“Chorrord Inknishkhanutyun” calls President Serzh Sarkisian’s latest visit to Brussels a failure, alleging that the European Union refused to provide more economic assistance to Armenia before it holds more democratic elections and makes more active efforts to resolve the Nagorno-Karabakh conflict. “This is bad news for Serzh Sarkisian because more and more money is needed for servicing Armenia’s external debt,” writes the pro-opposition daily.
Interviewed by “Yerkir,” political analyst Armen Badalian says continued cooperation between the opposition Armenian National Congress (HAK) and the Prosperous Armenia Party (BHK) is a real possibility. He disagrees with suggestions that HAK leader Levon Ter-Petrosian sought to win over the BHK at a rally in Yerevan last week. Badalian says Ter-Petrosian only said that he wants the BHK to remain in opposition to Serzh Sarkisian. “They both are opposition forces, and as we saw during the parliament vote on the government’s program, there was cooperation not only between the HAK and the BHK but also Dashnaktsutyun and Zharangutyun,” he says.

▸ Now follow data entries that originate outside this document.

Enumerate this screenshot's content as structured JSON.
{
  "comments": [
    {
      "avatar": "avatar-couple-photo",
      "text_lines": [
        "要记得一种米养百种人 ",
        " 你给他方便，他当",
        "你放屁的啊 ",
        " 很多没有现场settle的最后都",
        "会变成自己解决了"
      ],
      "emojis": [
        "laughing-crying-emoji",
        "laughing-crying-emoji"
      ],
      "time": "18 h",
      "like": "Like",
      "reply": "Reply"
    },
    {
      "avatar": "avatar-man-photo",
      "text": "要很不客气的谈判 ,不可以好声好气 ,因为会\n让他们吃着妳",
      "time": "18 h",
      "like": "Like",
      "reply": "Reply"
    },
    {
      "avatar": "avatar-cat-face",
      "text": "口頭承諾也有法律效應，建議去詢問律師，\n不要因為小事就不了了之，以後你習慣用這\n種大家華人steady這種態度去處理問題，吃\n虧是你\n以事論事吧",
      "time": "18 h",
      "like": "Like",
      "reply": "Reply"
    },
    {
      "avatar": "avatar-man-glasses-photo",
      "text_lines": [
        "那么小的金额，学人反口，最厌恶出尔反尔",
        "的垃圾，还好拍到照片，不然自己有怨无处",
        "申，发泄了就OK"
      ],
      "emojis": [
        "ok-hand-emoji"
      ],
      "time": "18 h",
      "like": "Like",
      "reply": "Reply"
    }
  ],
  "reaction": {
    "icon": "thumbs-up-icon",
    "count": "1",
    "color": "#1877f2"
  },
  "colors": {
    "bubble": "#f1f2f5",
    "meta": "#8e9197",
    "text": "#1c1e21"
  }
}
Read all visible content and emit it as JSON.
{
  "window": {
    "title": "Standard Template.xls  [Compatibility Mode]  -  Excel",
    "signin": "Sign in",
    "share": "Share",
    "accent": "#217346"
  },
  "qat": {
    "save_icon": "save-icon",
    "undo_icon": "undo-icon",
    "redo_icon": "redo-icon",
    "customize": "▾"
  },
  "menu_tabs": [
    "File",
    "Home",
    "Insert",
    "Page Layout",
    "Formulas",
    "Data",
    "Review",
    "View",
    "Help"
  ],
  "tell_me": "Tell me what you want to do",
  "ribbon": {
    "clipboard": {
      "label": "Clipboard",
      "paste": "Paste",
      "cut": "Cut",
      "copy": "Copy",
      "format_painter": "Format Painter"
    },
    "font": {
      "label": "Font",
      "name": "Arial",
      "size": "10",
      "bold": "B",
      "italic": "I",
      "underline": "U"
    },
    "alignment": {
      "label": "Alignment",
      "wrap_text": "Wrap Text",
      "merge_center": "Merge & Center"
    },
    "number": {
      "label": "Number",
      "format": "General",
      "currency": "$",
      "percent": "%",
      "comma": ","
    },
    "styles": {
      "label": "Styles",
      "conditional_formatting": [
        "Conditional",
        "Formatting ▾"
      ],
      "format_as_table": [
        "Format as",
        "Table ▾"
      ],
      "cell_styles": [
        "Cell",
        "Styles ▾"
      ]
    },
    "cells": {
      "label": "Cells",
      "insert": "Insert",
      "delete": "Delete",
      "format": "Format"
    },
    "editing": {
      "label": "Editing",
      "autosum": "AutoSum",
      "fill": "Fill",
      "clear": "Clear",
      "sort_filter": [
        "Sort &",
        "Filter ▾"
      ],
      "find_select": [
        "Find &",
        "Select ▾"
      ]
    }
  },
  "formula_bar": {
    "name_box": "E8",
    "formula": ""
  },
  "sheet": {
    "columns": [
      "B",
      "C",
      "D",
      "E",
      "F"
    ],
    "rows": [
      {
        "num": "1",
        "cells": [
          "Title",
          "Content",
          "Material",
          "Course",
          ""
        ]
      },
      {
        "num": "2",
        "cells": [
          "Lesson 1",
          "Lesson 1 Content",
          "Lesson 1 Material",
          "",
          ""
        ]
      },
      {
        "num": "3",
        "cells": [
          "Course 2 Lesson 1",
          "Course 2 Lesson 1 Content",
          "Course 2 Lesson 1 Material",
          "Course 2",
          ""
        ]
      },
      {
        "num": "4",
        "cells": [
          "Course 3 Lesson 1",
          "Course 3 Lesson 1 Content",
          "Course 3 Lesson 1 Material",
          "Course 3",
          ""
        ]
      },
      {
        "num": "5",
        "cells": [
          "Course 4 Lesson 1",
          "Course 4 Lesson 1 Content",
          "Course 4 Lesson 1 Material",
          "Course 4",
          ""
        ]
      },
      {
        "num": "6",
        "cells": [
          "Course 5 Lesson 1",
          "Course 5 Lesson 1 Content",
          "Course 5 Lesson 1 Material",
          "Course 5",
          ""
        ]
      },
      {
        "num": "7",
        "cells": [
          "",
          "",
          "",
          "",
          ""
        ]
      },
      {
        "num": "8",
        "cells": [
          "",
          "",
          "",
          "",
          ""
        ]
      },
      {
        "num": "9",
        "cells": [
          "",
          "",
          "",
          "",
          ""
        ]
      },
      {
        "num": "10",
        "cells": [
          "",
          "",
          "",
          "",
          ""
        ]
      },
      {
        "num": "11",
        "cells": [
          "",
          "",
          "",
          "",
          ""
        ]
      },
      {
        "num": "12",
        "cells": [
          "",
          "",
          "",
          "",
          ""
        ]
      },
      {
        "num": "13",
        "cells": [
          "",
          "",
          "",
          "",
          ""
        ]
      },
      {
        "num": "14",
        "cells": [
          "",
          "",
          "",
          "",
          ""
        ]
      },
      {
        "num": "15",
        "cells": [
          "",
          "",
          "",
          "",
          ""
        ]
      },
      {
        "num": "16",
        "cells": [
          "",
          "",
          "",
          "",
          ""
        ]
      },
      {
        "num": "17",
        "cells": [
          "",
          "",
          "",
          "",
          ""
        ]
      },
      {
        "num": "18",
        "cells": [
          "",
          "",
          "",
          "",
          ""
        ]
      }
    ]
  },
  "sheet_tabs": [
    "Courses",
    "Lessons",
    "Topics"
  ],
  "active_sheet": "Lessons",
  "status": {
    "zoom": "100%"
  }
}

Another pundit, Hmayak Hakobian, tells “Aravot” that Sarkisian, Ter-Petrosian and the other former president, Robert Kocharian, would like to participate in next year’s presidential election in one way or another. For Kocharian, Hakobian says, the 2013 election will be “the last chance to return to active politics.” “Or else, he will face a totally different situation and circumstances in 2018,” he says, adding that BHK leader Gagik Tsarukian is manipulating all three men. “Gagik Tsarukian will fool two of them,” alleges Hakobian, who ran for the parliament on the BHK ticket but apparently fell out with Tsarukian after the May 6 elections. “I can tell you for sure that Levon Ter-Petrosian will be one of them. But I don’t know whether the other one will be Kocharian or Sarkisian.”
“Hayots Ashkhar” says foreign direct investment in the Armenian economy has steadily fallen in the last few years. “True, the global economic crisis has played a certain role,” writes the paper. “But that is not the only reason for investors’ decreased interest in Armenia. In many other countries, including neighboring Georgia, foreign investments have not only not decreased but actually risen drastically. So we should look for the problem in the economic environment. And in that regard, the situation in Armenia is not that good.”